Work to complete →
From the first line to the last, copy the data exactly and drop the pictures.

-- Given records follows --

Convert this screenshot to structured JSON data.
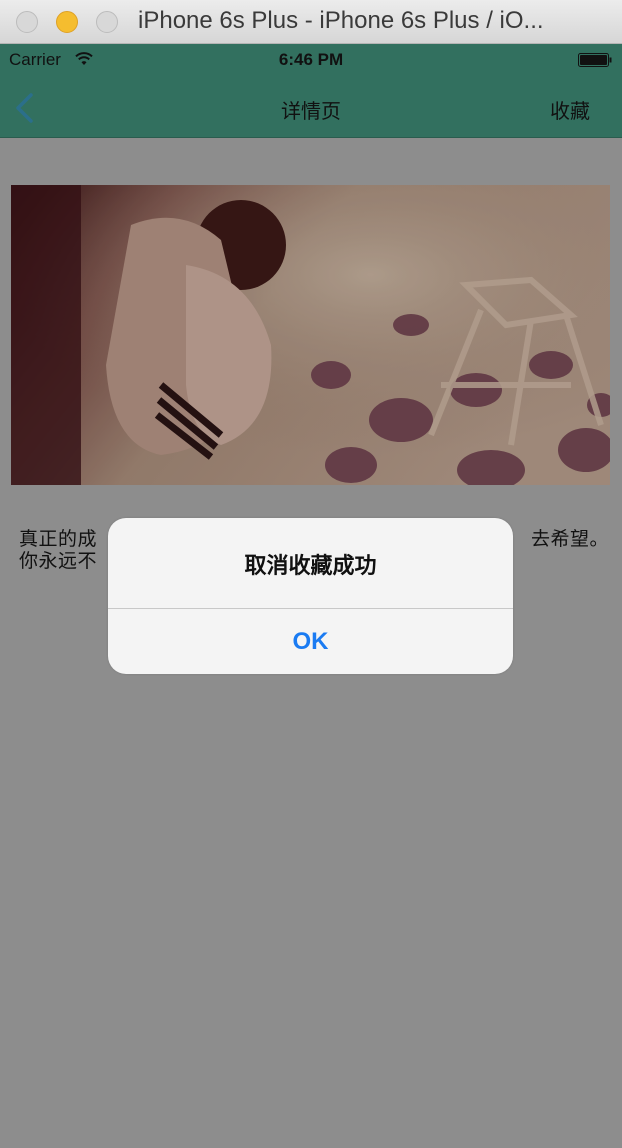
{
  "window": {
    "title": "iPhone 6s Plus - iPhone 6s Plus / iO..."
  },
  "status_bar": {
    "carrier": "Carrier",
    "time": "6:46 PM"
  },
  "nav_bar": {
    "title": "详情页",
    "right_button": "收藏",
    "background_color": "#32705f"
  },
  "content": {
    "text_line1_left": "真正的成",
    "text_line1_right": "去希望。",
    "text_line2_left": "你永远不"
  },
  "alert": {
    "title": "取消收藏成功",
    "button": "OK",
    "button_color": "#1a7bf2"
  }
}
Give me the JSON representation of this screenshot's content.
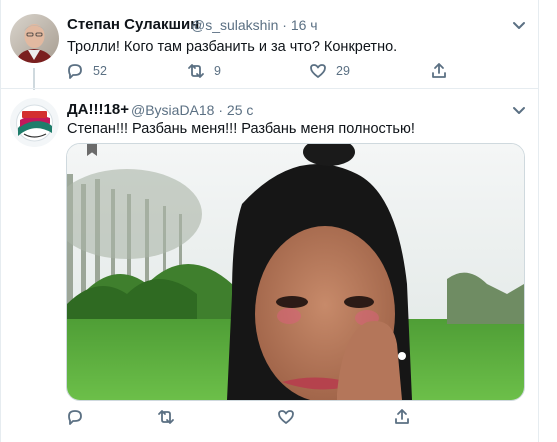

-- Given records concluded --

Solved exercise →
Convert this screenshot to structured JSON data.
{
  "window": {
    "title": "iPhone 6s Plus - iPhone 6s Plus / iO..."
  },
  "status_bar": {
    "carrier": "Carrier",
    "time": "6:46 PM"
  },
  "nav_bar": {
    "title": "详情页",
    "right_button": "收藏",
    "background_color": "#32705f"
  },
  "content": {
    "text_line1_left": "真正的成",
    "text_line1_right": "去希望。",
    "text_line2_left": "你永远不"
  },
  "alert": {
    "title": "取消收藏成功",
    "button": "OK",
    "button_color": "#1a7bf2"
  }
}
Give me the JSON representation of this screenshot's content.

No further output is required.